*Required action*
I'd like the data below restated word for word, with the pictures left out.

*Exercise data*
^^^^^^^^^^^^^^^^

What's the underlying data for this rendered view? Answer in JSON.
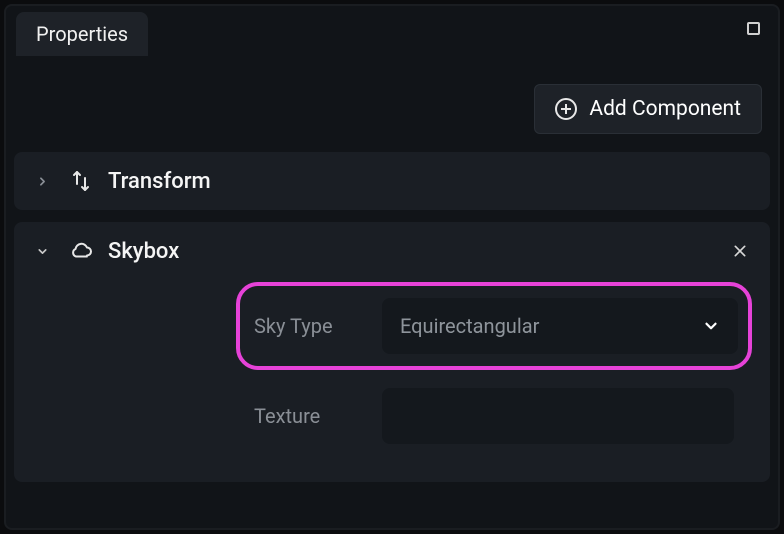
{
  "tabs": {
    "properties_label": "Properties"
  },
  "toolbar": {
    "add_component_label": "Add Component"
  },
  "components": [
    {
      "id": "transform",
      "title": "Transform",
      "expanded": false,
      "removable": false
    },
    {
      "id": "skybox",
      "title": "Skybox",
      "expanded": true,
      "removable": true,
      "fields": {
        "sky_type": {
          "label": "Sky Type",
          "value": "Equirectangular"
        },
        "texture": {
          "label": "Texture",
          "value": ""
        }
      }
    }
  ]
}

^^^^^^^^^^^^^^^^

*Response to this exercise*
What's the underlying data for this rendered view? Answer in JSON.
{
  "tabs": {
    "properties_label": "Properties"
  },
  "toolbar": {
    "add_component_label": "Add Component"
  },
  "components": [
    {
      "id": "transform",
      "title": "Transform",
      "expanded": false,
      "removable": false
    },
    {
      "id": "skybox",
      "title": "Skybox",
      "expanded": true,
      "removable": true,
      "fields": {
        "sky_type": {
          "label": "Sky Type",
          "value": "Equirectangular"
        },
        "texture": {
          "label": "Texture",
          "value": ""
        }
      }
    }
  ]
}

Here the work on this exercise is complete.